Movies and television shows hook the brain through the human capacity for emotion. Essentially, movies and television shows are abstract or lifelike pixilated images moving across a screen, yet people are so allured by the artificial characters’ personalities and struggles that they can react to the show with real emotions. A term coined by Jeffery Zachs, the “Mirror Rule,” explains the human tendency to imitate the facial expression, and to some extent, the emotion, of the human it is interacting with. Zachs argues that this rule can be applied to the characters in movies to invoke emotional responses from audience members. This concept may be applicable to human evolutionary behavior. As television was introduced relatively recently compared to how long humans have existed, human brains have evolved to be wired for face-to-face social interaction. Television shows or movies simulating human interaction that is either more interesting or more desirable than what people normally encounter could serve as a supernormal stimulus, enticing the human brain and drawing that individual away from their less interesting non-televised life.

In moderation, the consumption of imagined situations or artificial worlds is not necessarily negative. However, prolonged exposure to the supernatural stimuli of virtual Internet worlds can result in addiction. Not only is Internet addiction a legitimate condition, it is estimated to affect six percent of the population worldwide. Similar to the herring gull that cannot resist the allure of the artificially large egg, Internet addiction is an “impulse control problem” in which the affected individual prefers the ease of interacting via the internet over face-to-face societal interaction.

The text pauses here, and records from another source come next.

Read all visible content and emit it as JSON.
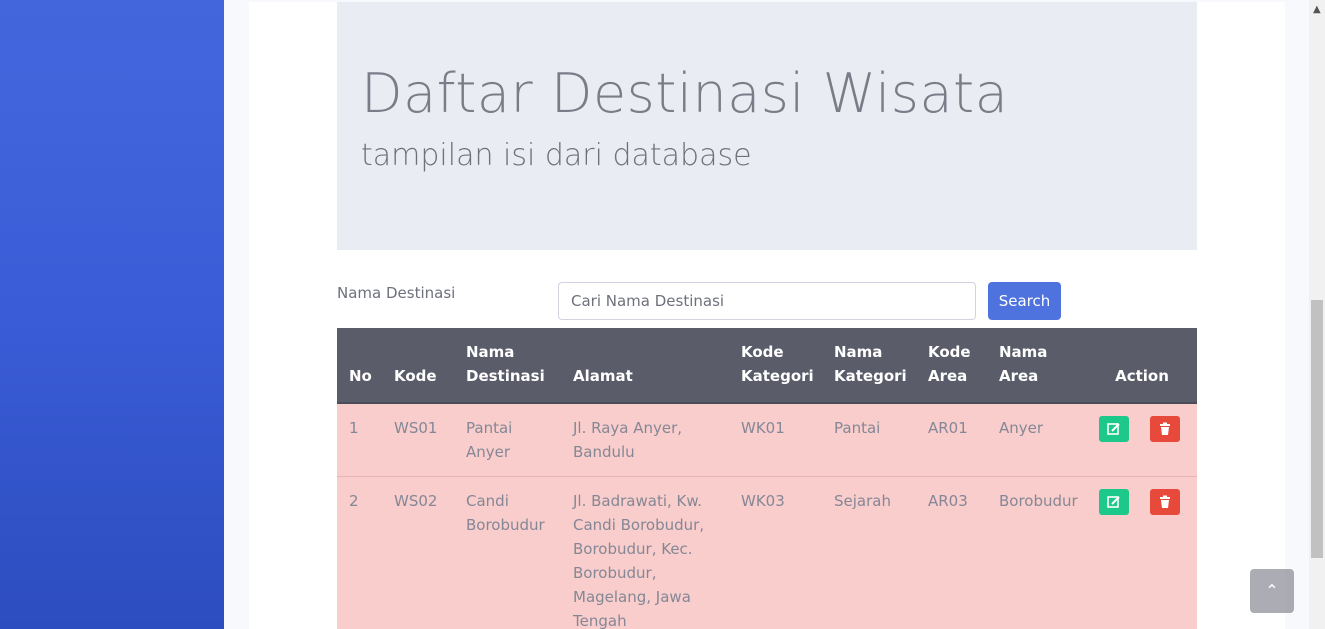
{
  "header": {
    "title": "Daftar Destinasi Wisata",
    "subtitle": "tampilan isi dari database"
  },
  "search": {
    "label": "Nama Destinasi",
    "placeholder": "Cari Nama Destinasi",
    "button_label": "Search"
  },
  "table": {
    "columns": [
      "No",
      "Kode",
      "Nama Destinasi",
      "Alamat",
      "Kode Kategori",
      "Nama Kategori",
      "Kode Area",
      "Nama Area",
      "Action"
    ],
    "rows": [
      {
        "no": "1",
        "kode": "WS01",
        "nama": "Pantai Anyer",
        "alamat": "Jl. Raya Anyer, Bandulu",
        "kode_kategori": "WK01",
        "nama_kategori": "Pantai",
        "kode_area": "AR01",
        "nama_area": "Anyer"
      },
      {
        "no": "2",
        "kode": "WS02",
        "nama": "Candi Borobudur",
        "alamat": "Jl. Badrawati, Kw. Candi Borobudur, Borobudur, Kec. Borobudur, Magelang, Jawa Tengah",
        "kode_kategori": "WK03",
        "nama_kategori": "Sejarah",
        "kode_area": "AR03",
        "nama_area": "Borobudur"
      }
    ]
  },
  "icons": {
    "edit": "edit-icon",
    "delete": "trash-icon",
    "scroll_top": "chevron-up-icon"
  },
  "colors": {
    "sidebar": "#3a5cd6",
    "primary": "#4e73df",
    "success": "#1cc88a",
    "danger": "#e74a3b",
    "table_header": "#5a5c69",
    "row_bg": "#f8cdcb"
  }
}
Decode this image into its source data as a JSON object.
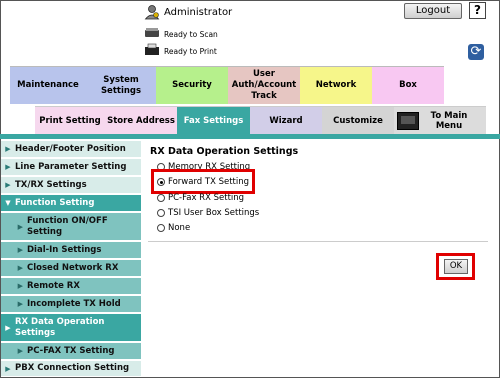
{
  "header": {
    "user_label": "Administrator",
    "logout_label": "Logout",
    "help_label": "?",
    "status_scan": "Ready to Scan",
    "status_print": "Ready to Print"
  },
  "top_tabs": [
    {
      "label": "Maintenance",
      "color": "#b8c4ec"
    },
    {
      "label": "System Settings",
      "color": "#b8c4ec"
    },
    {
      "label": "Security",
      "color": "#b6f08c"
    },
    {
      "label": "User Auth/Account Track",
      "color": "#e6c6c2"
    },
    {
      "label": "Network",
      "color": "#f6f68a"
    },
    {
      "label": "Box",
      "color": "#f8c8f2"
    }
  ],
  "sub_tabs": [
    {
      "label": "Print Setting"
    },
    {
      "label": "Store Address"
    },
    {
      "label": "Fax Settings",
      "active": true
    },
    {
      "label": "Wizard"
    },
    {
      "label": "Customize"
    },
    {
      "label": "To Main Menu"
    }
  ],
  "sidebar": {
    "items": [
      {
        "label": "Header/Footer Position"
      },
      {
        "label": "Line Parameter Setting"
      },
      {
        "label": "TX/RX Settings"
      },
      {
        "label": "Function Setting"
      },
      {
        "label": "Function ON/OFF Setting"
      },
      {
        "label": "Dial-In Settings"
      },
      {
        "label": "Closed Network RX"
      },
      {
        "label": "Remote RX"
      },
      {
        "label": "Incomplete TX Hold"
      },
      {
        "label": "RX Data Operation Settings"
      },
      {
        "label": "PC-FAX TX Setting"
      },
      {
        "label": "PBX Connection Setting"
      }
    ]
  },
  "main": {
    "title": "RX Data Operation Settings",
    "options": [
      {
        "label": "Memory RX Setting",
        "selected": false
      },
      {
        "label": "Forward TX Setting",
        "selected": true
      },
      {
        "label": "PC-Fax RX Setting",
        "selected": false
      },
      {
        "label": "TSI User Box Settings",
        "selected": false
      },
      {
        "label": "None",
        "selected": false
      }
    ],
    "ok_label": "OK"
  },
  "colors": {
    "accent_teal": "#3aa7a2",
    "highlight_red": "#e00000"
  }
}
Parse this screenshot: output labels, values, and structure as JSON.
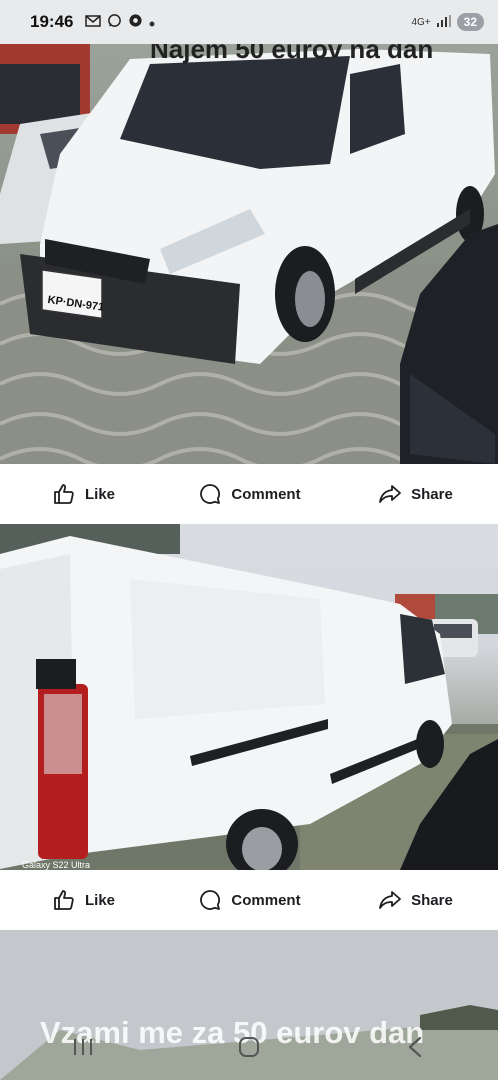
{
  "statusbar": {
    "time": "19:46",
    "notification_icons": [
      "gmail-icon",
      "whatsapp-icon",
      "messenger-icon",
      "dot-icon"
    ],
    "network": "4G+",
    "battery": "32"
  },
  "posts": [
    {
      "image_caption": "Najem 50 eurov na dan",
      "actions": {
        "like": "Like",
        "comment": "Comment",
        "share": "Share"
      }
    },
    {
      "watermark": "Galaxy S22 Ultra",
      "actions": {
        "like": "Like",
        "comment": "Comment",
        "share": "Share"
      }
    },
    {
      "image_caption": "Vzami me za 50 eurov dan"
    }
  ],
  "navbar": {
    "buttons": [
      "recent-apps",
      "home",
      "back"
    ]
  },
  "colors": {
    "action_text": "#1c1e21",
    "card_bg": "#ffffff",
    "page_bg": "#c9ccd1"
  }
}
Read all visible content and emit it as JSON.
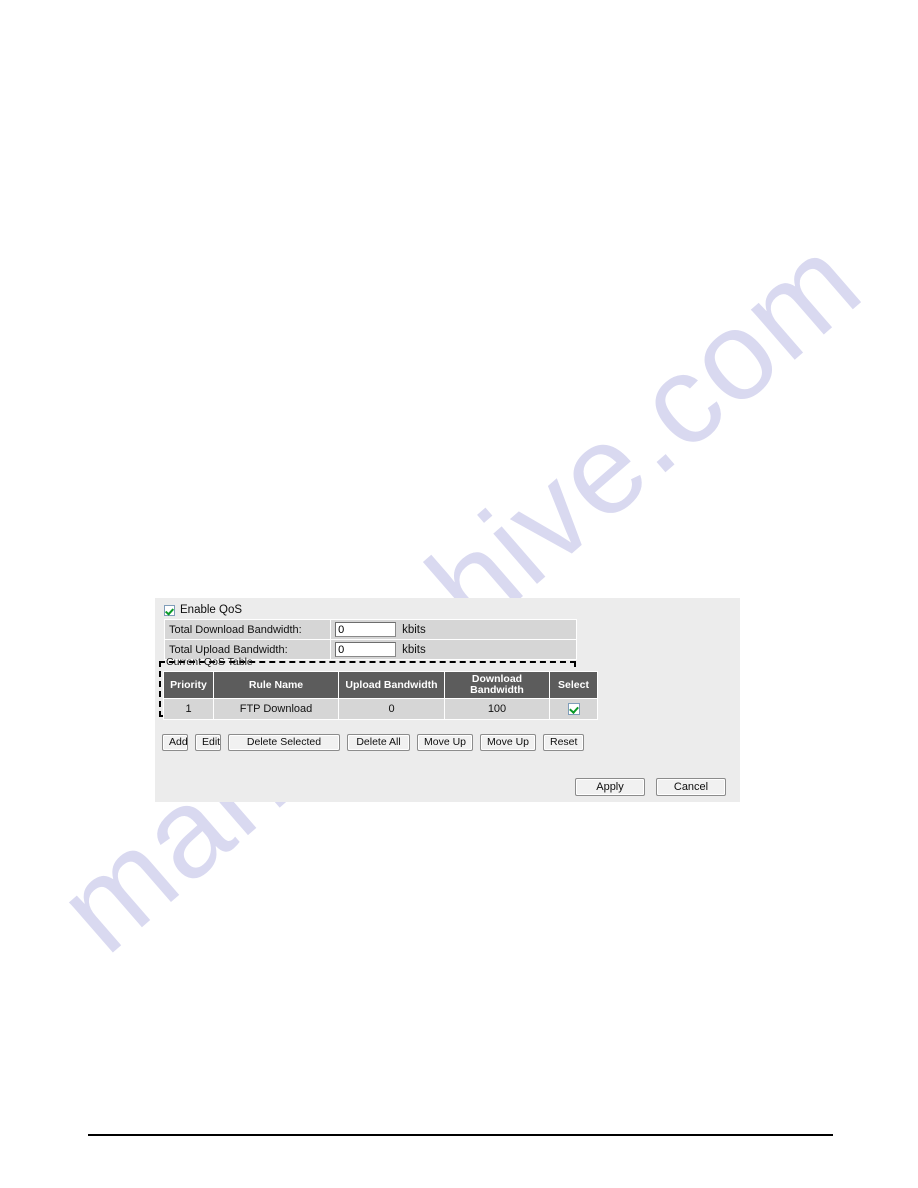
{
  "page": {
    "background_color": "#ffffff",
    "watermark_text": "manualshive.com",
    "watermark_color": "#d9d9f0"
  },
  "panel": {
    "background_color": "#ececec",
    "enable_qos": {
      "label": "Enable QoS",
      "checked": true,
      "check_color": "#0a9a28"
    },
    "bandwidth_rows": [
      {
        "label": "Total Download Bandwidth:",
        "value": "0",
        "placeholder": "0",
        "unit": "kbits"
      },
      {
        "label": "Total Upload Bandwidth:",
        "value": "0",
        "placeholder": "0",
        "unit": "kbits"
      }
    ],
    "qos_table": {
      "legend": "Current QoS Table",
      "header_bg": "#5c5c5c",
      "row_bg": "#d6d6d6",
      "columns": [
        "Priority",
        "Rule Name",
        "Upload Bandwidth",
        "Download Bandwidth",
        "Select"
      ],
      "rows": [
        {
          "priority": "1",
          "rule_name": "FTP Download",
          "upload_bandwidth": "0",
          "download_bandwidth": "100",
          "selected": true
        }
      ]
    },
    "action_buttons": [
      {
        "label": "Add"
      },
      {
        "label": "Edit"
      },
      {
        "label": "Delete Selected"
      },
      {
        "label": "Delete All"
      },
      {
        "label": "Move Up"
      },
      {
        "label": "Move Up"
      },
      {
        "label": "Reset"
      }
    ],
    "form_buttons": [
      {
        "label": "Apply"
      },
      {
        "label": "Cancel"
      }
    ]
  }
}
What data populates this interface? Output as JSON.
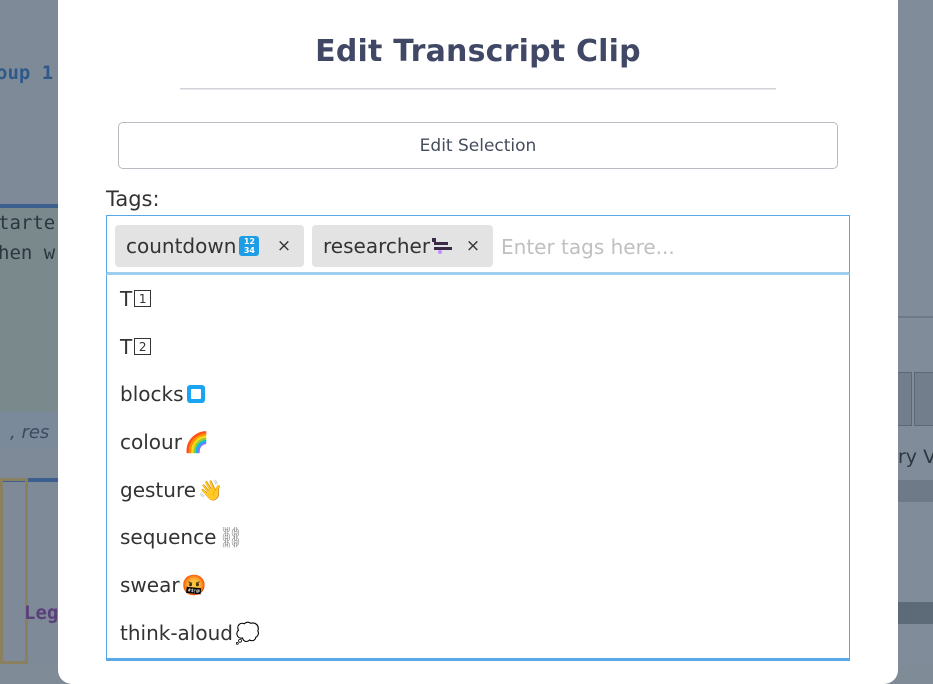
{
  "modal": {
    "title": "Edit Transcript Clip",
    "edit_selection_label": "Edit Selection",
    "tags_label": "Tags:"
  },
  "tags": {
    "selected": [
      {
        "label": "countdown",
        "icon": "countdown-keycap-icon",
        "remove": "×"
      },
      {
        "label": "researcher",
        "icon": "researcher-icon",
        "remove": "×"
      }
    ],
    "input_placeholder": "Enter tags here...",
    "input_value": ""
  },
  "options": [
    {
      "label": "T",
      "icon": "keycap-1-icon",
      "glyph": "1"
    },
    {
      "label": "T",
      "icon": "keycap-2-icon",
      "glyph": "2"
    },
    {
      "label": "blocks",
      "icon": "blue-square-icon"
    },
    {
      "label": "colour",
      "icon": "rainbow-icon",
      "glyph": "🌈"
    },
    {
      "label": "gesture",
      "icon": "waving-hand-icon",
      "glyph": "👋"
    },
    {
      "label": "sequence",
      "icon": "chain-icon",
      "glyph": "⛓"
    },
    {
      "label": "swear",
      "icon": "angry-face-icon",
      "glyph": "🤬"
    },
    {
      "label": "think-aloud",
      "icon": "thought-bubble-icon",
      "glyph": "💭"
    }
  ],
  "background": {
    "snippet_1": "oup 1",
    "snippet_2": "tarte",
    "snippet_3": "hen w",
    "snippet_4": ", res",
    "snippet_5": "Leg",
    "snippet_6": "ry V"
  },
  "colors": {
    "accent_border": "#5aa9e6",
    "title": "#404866",
    "chip_bg": "#e3e3e3"
  }
}
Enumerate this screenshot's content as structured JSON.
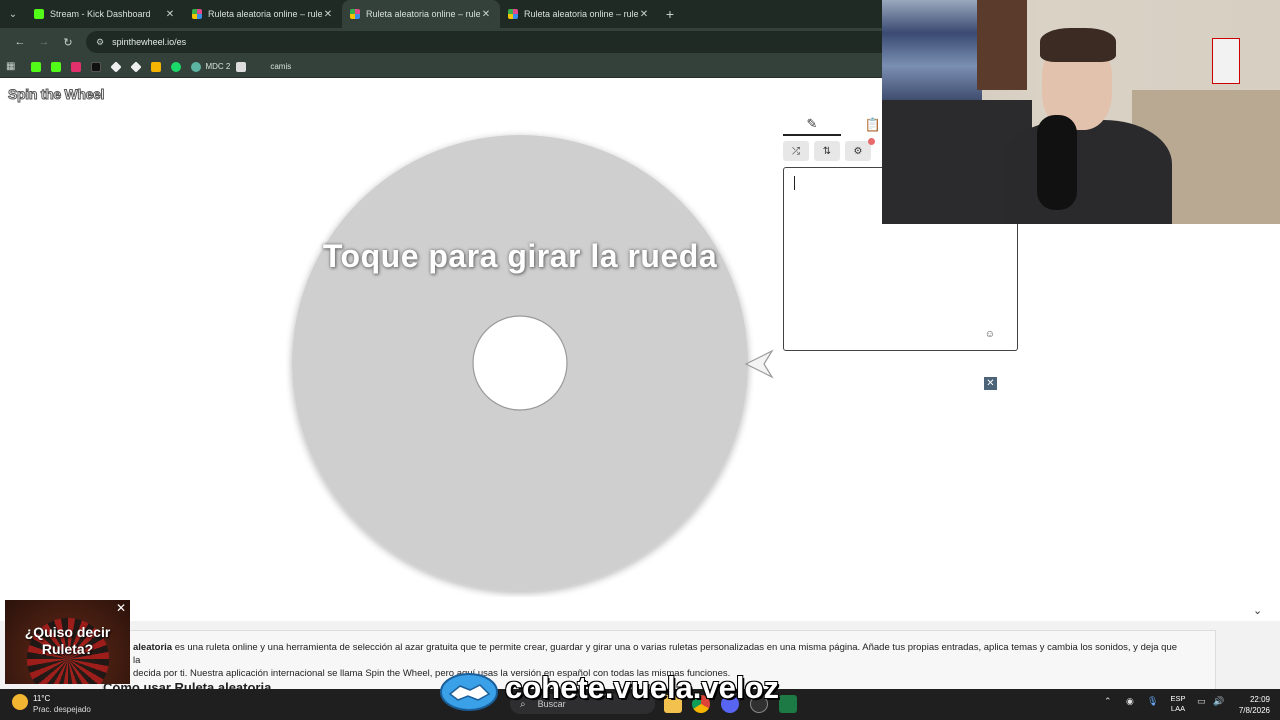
{
  "browser": {
    "tabs": [
      {
        "title": "Stream - Kick Dashboard",
        "favicon_color": "#53fc18",
        "active": false
      },
      {
        "title": "Ruleta aleatoria online – ruleta",
        "favicon_color": "#e04a8c",
        "active": false
      },
      {
        "title": "Ruleta aleatoria online – ruleta",
        "favicon_color": "#e04a8c",
        "active": true
      },
      {
        "title": "Ruleta aleatoria online – ruleta",
        "favicon_color": "#e04a8c",
        "active": false
      }
    ],
    "url": "spinthewheel.io/es",
    "bookmarks": [
      {
        "label": "",
        "color": "#53fc18"
      },
      {
        "label": "",
        "color": "#53fc18"
      },
      {
        "label": "",
        "color": "#e1306c"
      },
      {
        "label": "",
        "color": "#111111"
      },
      {
        "label": "",
        "color": "#eeeeee"
      },
      {
        "label": "",
        "color": "#eeeeee"
      },
      {
        "label": "",
        "color": "#f5b400"
      },
      {
        "label": "",
        "color": "#1bd96a"
      },
      {
        "label": "MDC 2",
        "color": "#5bb5a2"
      },
      {
        "label": "",
        "color": "#dddddd"
      },
      {
        "label": "camis",
        "color": "#33413a"
      }
    ]
  },
  "page": {
    "logo": "Spin the Wheel",
    "spin_prompt": "Toque para girar la rueda",
    "panel": {
      "close_symbol": "✕"
    },
    "info": {
      "bold": "aleatoria",
      "text": " es una ruleta online y una herramienta de selección al azar gratuita que te permite crear, guardar y girar una o varias ruletas personalizadas en una misma página. Añade tus propias entradas, aplica temas y cambia los sonidos, y deja que la",
      "text2": "decida por ti. Nuestra aplicación internacional se llama Spin the Wheel, pero aquí usas la versión en español con todas las mismas funciones.",
      "how_title": "Cómo usar Ruleta aleatoria"
    },
    "ad": {
      "text": "¿Quiso decir Ruleta?"
    }
  },
  "overlay": {
    "text": "cohete.vuela.veloz"
  },
  "taskbar": {
    "weather_temp": "11°C",
    "weather_desc": "Prac. despejado",
    "search_placeholder": "Buscar",
    "lang_top": "ESP",
    "lang_bottom": "LAA",
    "time": "22:09",
    "date": "7/8/2026"
  }
}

Online video games are a major source of Internet addiction. Theoretically, it makes sense that a video game, particularly a violent one, could act as a super stimulus. Players have the heightened experience of dominance by ‘killing’ artificial enemies without actually risking their own lives, social standing, or a potential prison sentence in the process. The only factor at risk is the virtual progress of their electronic avatar. In addition to the dominance factor, Chatfield argues in his TED talk that successful games stimulate dopamine receptors in the brain as a result of the human evolution to appreciate rewards for effort and problem-solving tasks.

Some countries have taken action against Internet addiction. To look at an extreme example, in South Korea there is a functioning summer camp intended to alleviate children’s dependence on the Internet. Jump Up Internet Rescue School is a tuition-free program that offers participants directed physical exercise as well as other offline hobbies in order to show children that they can have fun outside the confines of the online world. Interventions such as these have the potential to work well because they will reduce the sometimes drastic gap between real life stimuli and internet stimuli by having children participate in a variety of activities. Internet addiction has also been treated in the U.S. with similar mechanisms.

Internet addiction is the result of the human brain’s lack of evolutionary adaption to the supernormal stimuli presented by technology. Just as animals are unable to resist these enhanced stimuli, humans follow suit, employing technology to the point of physical health depravity and social isolation. While advancements in technology have proven beneficial to society in a variety of fields, it does present its limitations.

Image by Michael Mandiberg